He was formerly the head of defense technology, a sub-directorate of the ministry of defense, and also served as an Indonesian Air Force Commander of the maintenance unit.

Feature picture, from Jakarta Post and Arya Dipa, shows the N219 test airctaft taking off from Bandung airport.

Editor’s comments: Indonesian media has reported that the minister for state-owned enterprises Erick Thohir was behind the decision to replace Elfien Goentoro.

The minister’s remit is to turnaround Indonesia’s loss-making state-owned businesses, which continue to play a large part in Indonesia’s economy.

IAe reported a profit of US$10.6 million in 2019, following a loss in 2018. But it is understood that IAe, like many Indonesian state-owned enterprises, has been in the red since 2020, ever since the pandemic took hold.

IAe, like many state-owned enterprises, has been propped up by the government.
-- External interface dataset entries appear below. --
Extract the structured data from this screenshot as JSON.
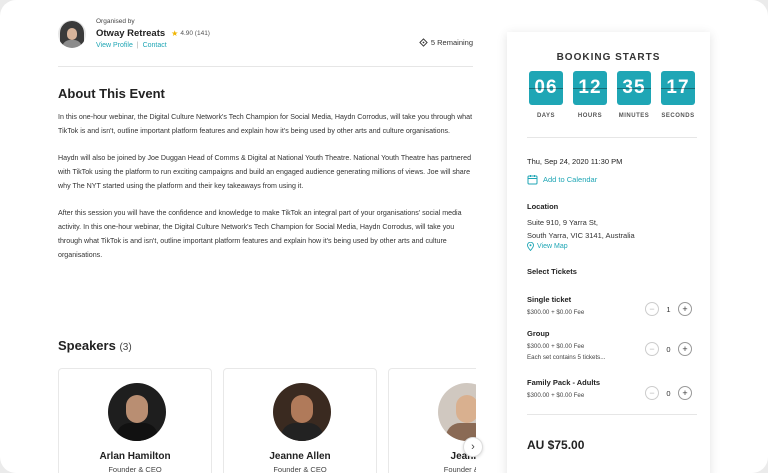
{
  "organiser": {
    "kicker": "Organised by",
    "name": "Otway Retreats",
    "rating": "4.90 (141)",
    "view_profile": "View Profile",
    "separator": "|",
    "contact": "Contact"
  },
  "remaining": "5 Remaining",
  "about": {
    "title": "About This Event",
    "paragraphs": [
      "In this one-hour webinar, the Digital Culture Network's Tech Champion for Social Media, Haydn Corrodus, will take you through what TikTok is and isn't, outline important platform features and explain how it's being used by other arts and culture organisations.",
      "Haydn will also be joined by Joe Duggan Head of Comms & Digital at National Youth Theatre. National Youth Theatre has partnered with TikTok using the platform to run exciting campaigns and build an engaged audience generating millions of views. Joe will share why The NYT started using the platform and their key takeaways from using it.",
      "After this session you will have the confidence and knowledge to make TikTok an integral part of your organisations' social media activity. In this one-hour webinar, the Digital Culture Network's Tech Champion for Social Media, Haydn Corrodus, will take you through what TikTok is and isn't, outline important platform features and explain how it's being used by other arts and culture organisations."
    ]
  },
  "speakers": {
    "title": "Speakers",
    "count": "(3)",
    "items": [
      {
        "name": "Arlan Hamilton",
        "role": "Founder & CEO"
      },
      {
        "name": "Jeanne Allen",
        "role": "Founder & CEO"
      },
      {
        "name": "Jeann",
        "role": "Founder & C"
      }
    ]
  },
  "booking": {
    "title": "BOOKING STARTS",
    "countdown": [
      {
        "value": "06",
        "label": "DAYS"
      },
      {
        "value": "12",
        "label": "HOURS"
      },
      {
        "value": "35",
        "label": "MINUTES"
      },
      {
        "value": "17",
        "label": "SECONDS"
      }
    ],
    "date": "Thu, Sep 24, 2020 11:30 PM",
    "add_calendar": "Add to Calendar",
    "location_label": "Location",
    "address_line1": "Suite 910, 9 Yarra St,",
    "address_line2": "South Yarra, VIC 3141, Australia",
    "view_map": "View Map",
    "select_tickets": "Select Tickets",
    "tickets": [
      {
        "name": "Single ticket",
        "price": "$300.00 + $0.00 Fee",
        "note": "",
        "qty": "1"
      },
      {
        "name": "Group",
        "price": "$300.00 + $0.00 Fee",
        "note": "Each set contains 5 tickets...",
        "qty": "0"
      },
      {
        "name": "Family Pack - Adults",
        "price": "$300.00 + $0.00 Fee",
        "note": "",
        "qty": "0"
      }
    ],
    "total": "AU $75.00"
  },
  "colors": {
    "accent": "#1fa6b5",
    "star": "#f0b400"
  }
}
The ministry of finance disclosed in December that for the period 2005-21 it has injected 695.6 trillion rupiah (US$48 billion) into the country’s state-owned enterprises and public service agencies, of which IAe received 3.99 trillion rupiah (US$280 million).  

IAe has faced some recent set-backs. It successfully developed and certified the N219, a new 19-seat turboprop aircraft. The aircraft gained Indonesian certification at the end of 2020.

The certification itself was an achievement as the N219 marks the first time that Indonesia’s Directorate General of Civil Aviation (DGCA) has certified an aircraft from scratch. Prior to the N219, the DGCA had only validated certifications that had already been issued overseas, such as European Aviation Safety Agency (EASA) certification.  

It is understood that the DGCA put in a lot of time and resources – including establishing an aircraft certification office in Bandung, where IAe is based – to successfully carry out a thorough certification of the N219 in line with international standards.

Once certified it is only logical that the N219 would then go into commercial production. But that has not been the case. IAe has said publicly it needs more state money to get the production line up and running.